One of the first polar views of Mars.

 

Lohrman’s Map of the Moon

Cartographer: Wilhelm Lohrman

Title: Topographie der sichtbaren Mondoberflaeche (Topography of the Visible Lunar Surface) Dresden: Auf Kosten des Verfassers, 1824.

25 sheets, hachure relief visualization and multiple gray shadings for albedo

1824 4 sheets

Size  227 × 227 mm

1878 Full atlas published by Julius Schmidt, reissued in  1892  Mondkarte in 25 Sectionen und 2 Erlauterungstafeln / Herausgegeben von Dr. J.F.Julius Schmidt. — Leipzig: Verlag von Johann Ambrosius Barth (Arthur Meiner),1878/92.

Originals:

“Lohrmann was a professional cartographer and surveyor who undertook a lunar map based on his own micrometric measurements. Using a small Fraunhofer refractor, he determined the exact position of a number of control points on the moon, from which the positions of all other lunar features could be determined. He divided his map into 25 sections, and in 1824 he published the first four of these sections, along with an explanation of his methods. Although he worked for sixteen more years, and finished drawing all the sections, Lohrmann never did publish the remainder of the atlas. Fortunately, his great successor Julius Schmidt undertook to have the drawings engraved, and the complete Lohrmann atlas finally saw the light in 1878” (Source)

mond4.jpg

Image source

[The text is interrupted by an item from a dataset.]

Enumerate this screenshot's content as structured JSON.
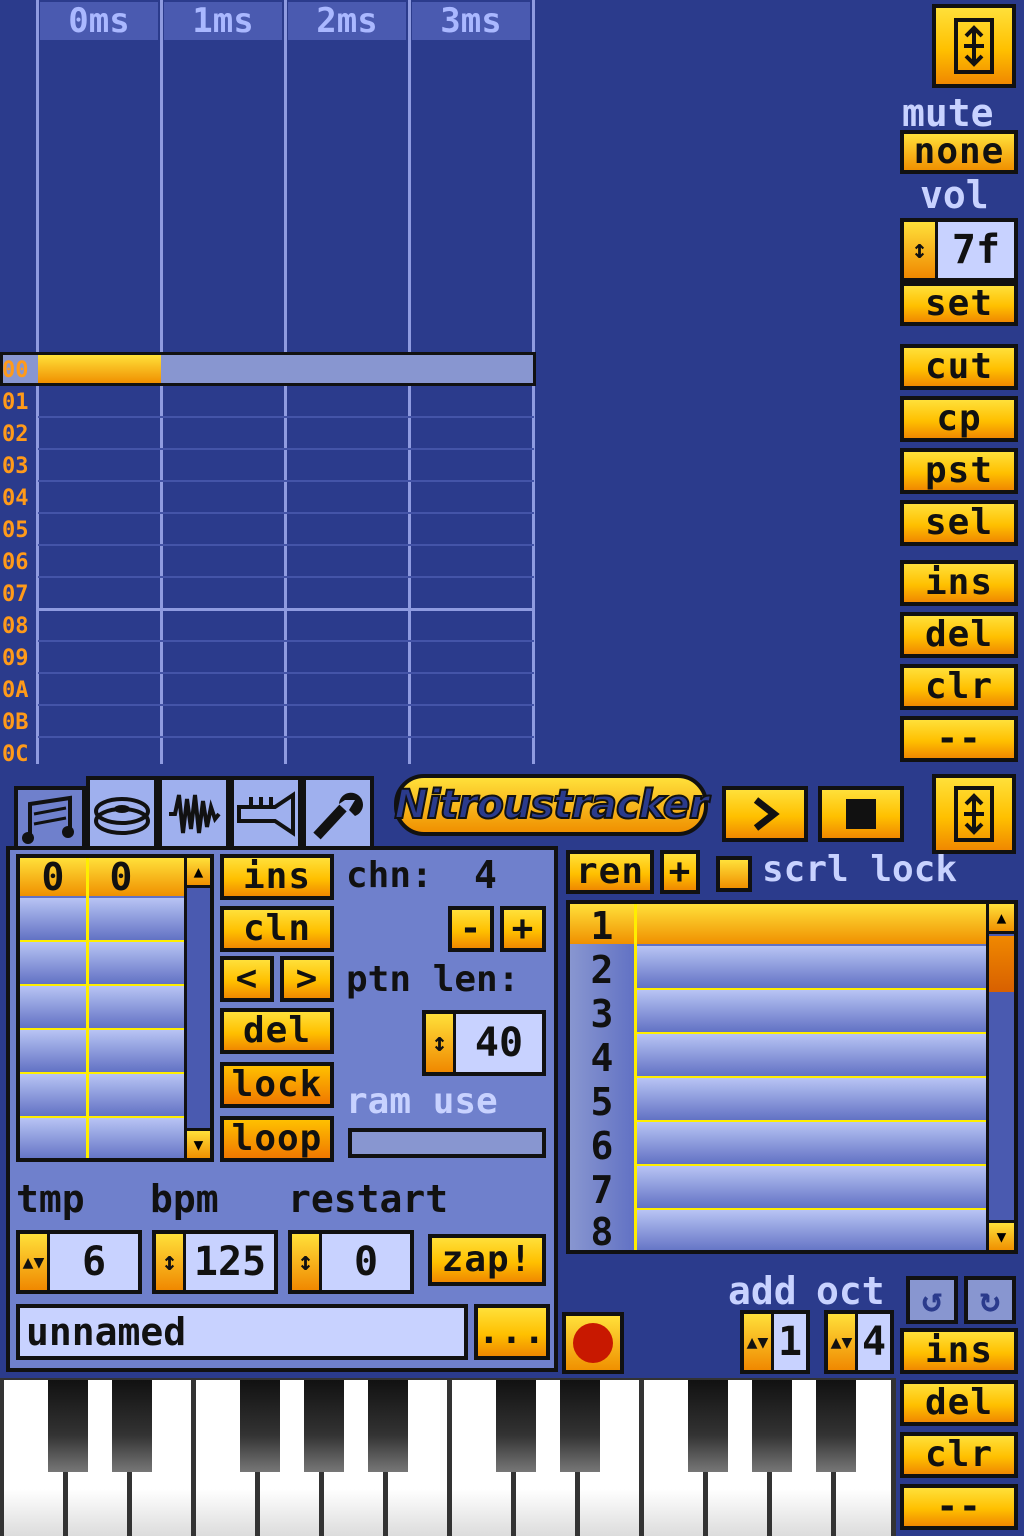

Full atlas available here

 

 

The System of Lunar Craters (1963-1966)

Reference map showing IAU nomenclature, south-up, orthographic projection.

Arthur DWG, Agnieray AP, Horvath RA, Wood CA, Chapman CR 1963 The System of Lunar Craters, Quadrant I. Communications of the Lunar and Planetary Laboratory, 2 (30).

Published in Communications of the Lunar and Planetary Laboratory 30, 40,50,70, 1963-66

Quadrant I

Quadrant II

Quadrant IV

Also available in the Moon Wiki

 

SLC-A2.jpg

Legend (A2 sheet) (Source)

SLC-C3.jpg

 

Wilkins’ maps of the Moon

wilkins.jpg

Photo: LPOD Sep15 2008.

Cartographer: H Percy Wilkins, “the last traditional selenographer”

Editions: Early edition with hand lettering, later editions with sans serif and grid.

South-up orientation. Orthographic projection.

60 inch map: 1924

200 inch map: 1930

300 inch map of the Moon First edition, 1946.  Third edition, 1951, revisions in 1952, 1954.

25 map sheets, Scale 21.6 miles per inch.

Compiled from personal observations starting in 1909.

1938-505

200-inch edition

wilkings_big_merged_moon_map

300-inch edition including polar and far side views. This image is compiled by H. Hargitai from the Strolling Astronomer publication (100 inch reduction).

wilkins200

A single sheet from the 200-inch edition.

 

CMHASDWilkins&TheMoonMap.jpg

The 300-inch edition with north-up orientation. Neil Armstrong and Dr H P Wilkins  at the Royal Geographical Society, London. (source)

wilkins100.jpg

Reduced edition 1952 (?) (Source)